### WORK INSTRUCTION
Write out all the entries below without any change.
━━ AVAILABLE RECORDS ━━
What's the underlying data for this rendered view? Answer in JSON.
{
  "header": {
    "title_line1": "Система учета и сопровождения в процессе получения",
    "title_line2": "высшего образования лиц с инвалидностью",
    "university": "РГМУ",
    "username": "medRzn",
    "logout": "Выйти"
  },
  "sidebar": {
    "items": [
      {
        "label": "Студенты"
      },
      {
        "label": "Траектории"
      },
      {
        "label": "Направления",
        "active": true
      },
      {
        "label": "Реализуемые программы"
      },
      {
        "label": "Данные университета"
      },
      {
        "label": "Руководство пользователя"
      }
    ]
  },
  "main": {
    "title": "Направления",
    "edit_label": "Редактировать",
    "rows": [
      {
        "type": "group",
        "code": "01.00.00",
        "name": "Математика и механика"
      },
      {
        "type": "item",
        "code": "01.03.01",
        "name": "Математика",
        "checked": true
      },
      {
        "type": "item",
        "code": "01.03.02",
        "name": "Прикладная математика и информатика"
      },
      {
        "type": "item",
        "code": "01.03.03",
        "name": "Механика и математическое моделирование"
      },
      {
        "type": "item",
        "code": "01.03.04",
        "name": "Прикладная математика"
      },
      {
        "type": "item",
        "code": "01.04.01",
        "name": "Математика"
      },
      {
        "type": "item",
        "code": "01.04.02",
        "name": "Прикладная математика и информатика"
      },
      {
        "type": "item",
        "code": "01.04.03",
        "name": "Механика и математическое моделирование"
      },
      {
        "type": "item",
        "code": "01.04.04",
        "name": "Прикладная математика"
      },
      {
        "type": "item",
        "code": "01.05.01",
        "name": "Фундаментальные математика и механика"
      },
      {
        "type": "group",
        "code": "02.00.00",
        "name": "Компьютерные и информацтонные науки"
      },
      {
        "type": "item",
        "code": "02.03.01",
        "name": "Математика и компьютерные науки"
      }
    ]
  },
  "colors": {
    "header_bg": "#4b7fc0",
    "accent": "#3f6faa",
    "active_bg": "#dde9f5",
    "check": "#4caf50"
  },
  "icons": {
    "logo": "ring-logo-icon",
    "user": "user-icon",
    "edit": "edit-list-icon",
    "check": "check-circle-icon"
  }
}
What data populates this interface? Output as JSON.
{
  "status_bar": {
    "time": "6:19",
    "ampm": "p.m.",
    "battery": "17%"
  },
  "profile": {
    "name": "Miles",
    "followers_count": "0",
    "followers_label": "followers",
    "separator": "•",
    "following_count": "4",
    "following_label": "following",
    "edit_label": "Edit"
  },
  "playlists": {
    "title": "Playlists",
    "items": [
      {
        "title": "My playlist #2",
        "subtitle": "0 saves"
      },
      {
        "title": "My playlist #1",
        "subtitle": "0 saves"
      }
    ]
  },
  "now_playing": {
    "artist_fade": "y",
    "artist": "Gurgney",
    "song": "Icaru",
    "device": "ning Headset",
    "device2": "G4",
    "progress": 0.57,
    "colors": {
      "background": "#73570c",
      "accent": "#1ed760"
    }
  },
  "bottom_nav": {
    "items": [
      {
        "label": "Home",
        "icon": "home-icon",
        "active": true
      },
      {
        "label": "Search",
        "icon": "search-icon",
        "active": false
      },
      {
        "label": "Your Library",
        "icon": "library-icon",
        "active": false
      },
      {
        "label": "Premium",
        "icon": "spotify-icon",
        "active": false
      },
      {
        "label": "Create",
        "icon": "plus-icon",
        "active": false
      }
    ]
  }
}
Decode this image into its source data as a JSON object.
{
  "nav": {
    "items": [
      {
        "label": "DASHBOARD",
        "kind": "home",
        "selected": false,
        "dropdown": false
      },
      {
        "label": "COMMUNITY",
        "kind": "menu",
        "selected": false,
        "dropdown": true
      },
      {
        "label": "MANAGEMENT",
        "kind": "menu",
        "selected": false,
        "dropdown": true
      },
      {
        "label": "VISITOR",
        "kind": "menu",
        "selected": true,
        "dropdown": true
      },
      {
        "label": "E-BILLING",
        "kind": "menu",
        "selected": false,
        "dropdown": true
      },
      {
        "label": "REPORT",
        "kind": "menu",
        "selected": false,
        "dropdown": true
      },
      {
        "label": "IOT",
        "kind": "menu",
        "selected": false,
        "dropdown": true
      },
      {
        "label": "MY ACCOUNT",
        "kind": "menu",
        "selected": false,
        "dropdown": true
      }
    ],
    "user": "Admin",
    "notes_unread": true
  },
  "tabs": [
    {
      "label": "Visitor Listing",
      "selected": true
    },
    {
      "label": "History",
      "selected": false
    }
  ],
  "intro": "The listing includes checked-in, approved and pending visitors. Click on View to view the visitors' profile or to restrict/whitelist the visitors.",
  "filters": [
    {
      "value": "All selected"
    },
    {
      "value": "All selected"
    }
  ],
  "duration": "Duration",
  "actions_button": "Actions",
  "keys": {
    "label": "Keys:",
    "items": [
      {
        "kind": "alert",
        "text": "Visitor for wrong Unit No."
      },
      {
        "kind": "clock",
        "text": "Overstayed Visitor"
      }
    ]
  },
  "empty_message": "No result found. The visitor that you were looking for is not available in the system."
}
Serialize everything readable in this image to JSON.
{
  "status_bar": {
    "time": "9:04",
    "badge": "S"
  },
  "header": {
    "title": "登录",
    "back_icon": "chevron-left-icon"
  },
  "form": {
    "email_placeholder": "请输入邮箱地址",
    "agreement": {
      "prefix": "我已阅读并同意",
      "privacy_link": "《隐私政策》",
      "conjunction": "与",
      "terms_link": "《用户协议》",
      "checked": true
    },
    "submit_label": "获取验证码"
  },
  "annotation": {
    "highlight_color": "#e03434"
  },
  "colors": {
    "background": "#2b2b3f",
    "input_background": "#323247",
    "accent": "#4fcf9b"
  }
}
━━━
### EXPECTED ANSWER
What's the underlying data for this rendered view? Answer in JSON.
{
  "header": {
    "title_line1": "Система учета и сопровождения в процессе получения",
    "title_line2": "высшего образования лиц с инвалидностью",
    "university": "РГМУ",
    "username": "medRzn",
    "logout": "Выйти"
  },
  "sidebar": {
    "items": [
      {
        "label": "Студенты"
      },
      {
        "label": "Траектории"
      },
      {
        "label": "Направления",
        "active": true
      },
      {
        "label": "Реализуемые программы"
      },
      {
        "label": "Данные университета"
      },
      {
        "label": "Руководство пользователя"
      }
    ]
  },
  "main": {
    "title": "Направления",
    "edit_label": "Редактировать",
    "rows": [
      {
        "type": "group",
        "code": "01.00.00",
        "name": "Математика и механика"
      },
      {
        "type": "item",
        "code": "01.03.01",
        "name": "Математика",
        "checked": true
      },
      {
        "type": "item",
        "code": "01.03.02",
        "name": "Прикладная математика и информатика"
      },
      {
        "type": "item",
        "code": "01.03.03",
        "name": "Механика и математическое моделирование"
      },
      {
        "type": "item",
        "code": "01.03.04",
        "name": "Прикладная математика"
      },
      {
        "type": "item",
        "code": "01.04.01",
        "name": "Математика"
      },
      {
        "type": "item",
        "code": "01.04.02",
        "name": "Прикладная математика и информатика"
      },
      {
        "type": "item",
        "code": "01.04.03",
        "name": "Механика и математическое моделирование"
      },
      {
        "type": "item",
        "code": "01.04.04",
        "name": "Прикладная математика"
      },
      {
        "type": "item",
        "code": "01.05.01",
        "name": "Фундаментальные математика и механика"
      },
      {
        "type": "group",
        "code": "02.00.00",
        "name": "Компьютерные и информацтонные науки"
      },
      {
        "type": "item",
        "code": "02.03.01",
        "name": "Математика и компьютерные науки"
      }
    ]
  },
  "colors": {
    "header_bg": "#4b7fc0",
    "accent": "#3f6faa",
    "active_bg": "#dde9f5",
    "check": "#4caf50"
  },
  "icons": {
    "logo": "ring-logo-icon",
    "user": "user-icon",
    "edit": "edit-list-icon",
    "check": "check-circle-icon"
  }
}
What data populates this interface? Output as JSON.
{
  "status_bar": {
    "time": "6:19",
    "ampm": "p.m.",
    "battery": "17%"
  },
  "profile": {
    "name": "Miles",
    "followers_count": "0",
    "followers_label": "followers",
    "separator": "•",
    "following_count": "4",
    "following_label": "following",
    "edit_label": "Edit"
  },
  "playlists": {
    "title": "Playlists",
    "items": [
      {
        "title": "My playlist #2",
        "subtitle": "0 saves"
      },
      {
        "title": "My playlist #1",
        "subtitle": "0 saves"
      }
    ]
  },
  "now_playing": {
    "artist_fade": "y",
    "artist": "Gurgney",
    "song": "Icaru",
    "device": "ning Headset",
    "device2": "G4",
    "progress": 0.57,
    "colors": {
      "background": "#73570c",
      "accent": "#1ed760"
    }
  },
  "bottom_nav": {
    "items": [
      {
        "label": "Home",
        "icon": "home-icon",
        "active": true
      },
      {
        "label": "Search",
        "icon": "search-icon",
        "active": false
      },
      {
        "label": "Your Library",
        "icon": "library-icon",
        "active": false
      },
      {
        "label": "Premium",
        "icon": "spotify-icon",
        "active": false
      },
      {
        "label": "Create",
        "icon": "plus-icon",
        "active": false
      }
    ]
  }
}
Decode this image into its source data as a JSON object.
{
  "nav": {
    "items": [
      {
        "label": "DASHBOARD",
        "kind": "home",
        "selected": false,
        "dropdown": false
      },
      {
        "label": "COMMUNITY",
        "kind": "menu",
        "selected": false,
        "dropdown": true
      },
      {
        "label": "MANAGEMENT",
        "kind": "menu",
        "selected": false,
        "dropdown": true
      },
      {
        "label": "VISITOR",
        "kind": "menu",
        "selected": true,
        "dropdown": true
      },
      {
        "label": "E-BILLING",
        "kind": "menu",
        "selected": false,
        "dropdown": true
      },
      {
        "label": "REPORT",
        "kind": "menu",
        "selected": false,
        "dropdown": true
      },
      {
        "label": "IOT",
        "kind": "menu",
        "selected": false,
        "dropdown": true
      },
      {
        "label": "MY ACCOUNT",
        "kind": "menu",
        "selected": false,
        "dropdown": true
      }
    ],
    "user": "Admin",
    "notes_unread": true
  },
  "tabs": [
    {
      "label": "Visitor Listing",
      "selected": true
    },
    {
      "label": "History",
      "selected": false
    }
  ],
  "intro": "The listing includes checked-in, approved and pending visitors. Click on View to view the visitors' profile or to restrict/whitelist the visitors.",
  "filters": [
    {
      "value": "All selected"
    },
    {
      "value": "All selected"
    }
  ],
  "duration": "Duration",
  "actions_button": "Actions",
  "keys": {
    "label": "Keys:",
    "items": [
      {
        "kind": "alert",
        "text": "Visitor for wrong Unit No."
      },
      {
        "kind": "clock",
        "text": "Overstayed Visitor"
      }
    ]
  },
  "empty_message": "No result found. The visitor that you were looking for is not available in the system."
}
Serialize everything readable in this image to JSON.
{
  "status_bar": {
    "time": "9:04",
    "badge": "S"
  },
  "header": {
    "title": "登录",
    "back_icon": "chevron-left-icon"
  },
  "form": {
    "email_placeholder": "请输入邮箱地址",
    "agreement": {
      "prefix": "我已阅读并同意",
      "privacy_link": "《隐私政策》",
      "conjunction": "与",
      "terms_link": "《用户协议》",
      "checked": true
    },
    "submit_label": "获取验证码"
  },
  "annotation": {
    "highlight_color": "#e03434"
  },
  "colors": {
    "background": "#2b2b3f",
    "input_background": "#323247",
    "accent": "#4fcf9b"
  }
}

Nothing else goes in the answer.